Recognizing the signs of anxiety in your child – ones that you may see at a very young age – is one of the best ways to help your son or daughter cope and try to control it.
“Around 8 years old, if you think about what they’re going through developmentally, that is when the school gets a lot more difficult, about third grade is when they change the way they teach kids,” Jencks explained. “They are asked to take on new skills that some are just not developmentally ready for. But also the social demands. You really see it particularly with girls, really get exponential by third grade.”
“But certainly once puberty hits and even pre-puberty, you can see changes begin to really exponentially take place too because the brain is growing, their bodies are growing, the social landscape is really changing,” she added. “There’s so much going on that anxiety just has a great environment to thrive unfortunately.”
If you allow your child to stay home from school due to anxiety, Jencks said it’s best to let them know you plan to call their pediatrician about it and call the school to set up a meeting. Also, tell them that while they’re home you’ll be practicing some strategies to help with the anxiety.
“You want to keep them focused,” said Jencks. “Maybe you’ve given in, but you also want to keep them focused on what they can be doing to solve the problem. If they are staying home and watching movies or texting with friends or doing enjoyable things, then it can feel more like they’ve won and they haven’t made progress in working with their anxiety.”
Jencks strongly recommends cognitive behavioral therapy as an initial treatment plan. As always, you should discuss that and any other options with your doctor. Jencks also said she’s seen a real increase in schools making an effort to address and recognize anxiety in the classroom.

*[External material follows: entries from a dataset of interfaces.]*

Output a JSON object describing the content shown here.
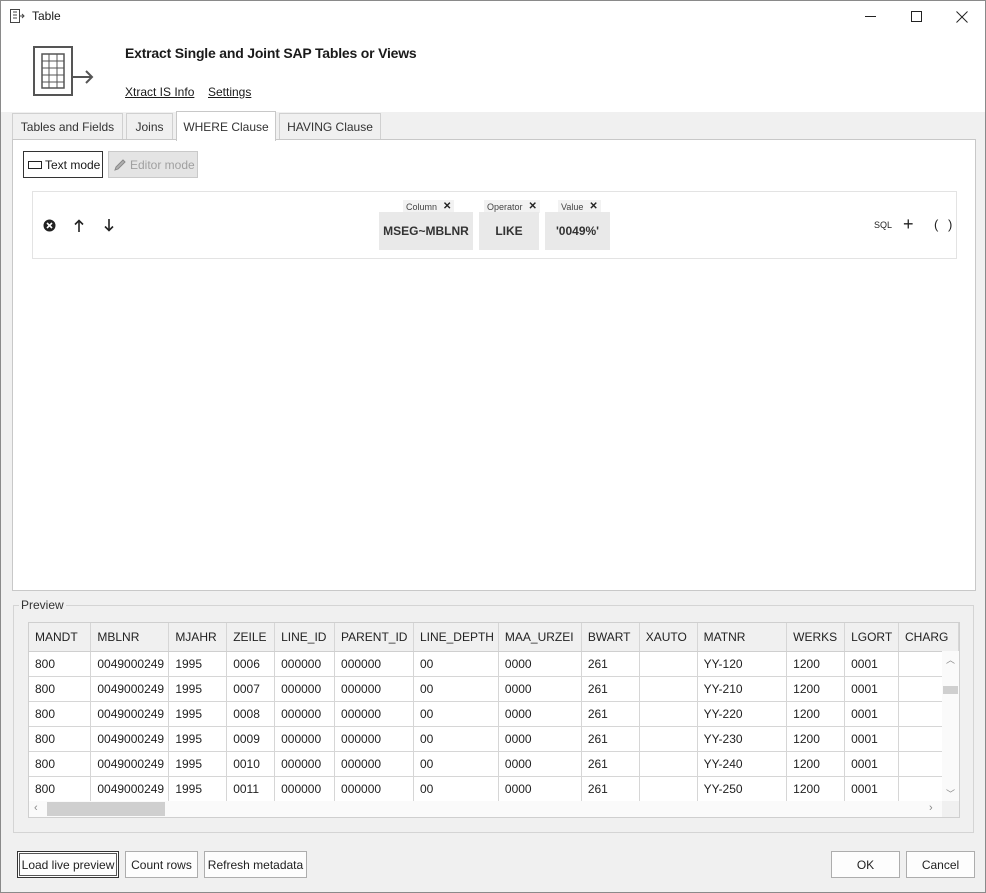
{
  "window": {
    "title": "Table"
  },
  "header": {
    "heading": "Extract Single and Joint SAP Tables or Views",
    "links": [
      "Xtract IS Info",
      "Settings"
    ]
  },
  "tabs": [
    "Tables and Fields",
    "Joins",
    "WHERE Clause",
    "HAVING Clause"
  ],
  "active_tab": "WHERE Clause",
  "modes": {
    "text": "Text mode",
    "editor": "Editor mode"
  },
  "clause": {
    "column_label": "Column",
    "column_value": "MSEG~MBLNR",
    "operator_label": "Operator",
    "operator_value": "LIKE",
    "value_label": "Value",
    "value_value": "'0049%'",
    "sql_label": "SQL",
    "plus_label": "+",
    "paren_label": "( )"
  },
  "preview": {
    "label": "Preview",
    "columns": [
      "MANDT",
      "MBLNR",
      "MJAHR",
      "ZEILE",
      "LINE_ID",
      "PARENT_ID",
      "LINE_DEPTH",
      "MAA_URZEI",
      "BWART",
      "XAUTO",
      "MATNR",
      "WERKS",
      "LGORT",
      "CHARG"
    ],
    "rows": [
      [
        "800",
        "0049000249",
        "1995",
        "0006",
        "000000",
        "000000",
        "00",
        "0000",
        "261",
        "",
        "YY-120",
        "1200",
        "0001",
        ""
      ],
      [
        "800",
        "0049000249",
        "1995",
        "0007",
        "000000",
        "000000",
        "00",
        "0000",
        "261",
        "",
        "YY-210",
        "1200",
        "0001",
        ""
      ],
      [
        "800",
        "0049000249",
        "1995",
        "0008",
        "000000",
        "000000",
        "00",
        "0000",
        "261",
        "",
        "YY-220",
        "1200",
        "0001",
        ""
      ],
      [
        "800",
        "0049000249",
        "1995",
        "0009",
        "000000",
        "000000",
        "00",
        "0000",
        "261",
        "",
        "YY-230",
        "1200",
        "0001",
        ""
      ],
      [
        "800",
        "0049000249",
        "1995",
        "0010",
        "000000",
        "000000",
        "00",
        "0000",
        "261",
        "",
        "YY-240",
        "1200",
        "0001",
        ""
      ],
      [
        "800",
        "0049000249",
        "1995",
        "0011",
        "000000",
        "000000",
        "00",
        "0000",
        "261",
        "",
        "YY-250",
        "1200",
        "0001",
        ""
      ]
    ]
  },
  "buttons": {
    "load_live_preview": "Load live preview",
    "count_rows": "Count rows",
    "refresh_metadata": "Refresh metadata",
    "ok": "OK",
    "cancel": "Cancel"
  }
}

Has your child experienced anxiety connected to the classroom? We want you to join the conversation and let us know how you handled it, any the resourced that helped, or what you’re still struggling with. Visit the WPRI 12 Facebook page to share your thoughts.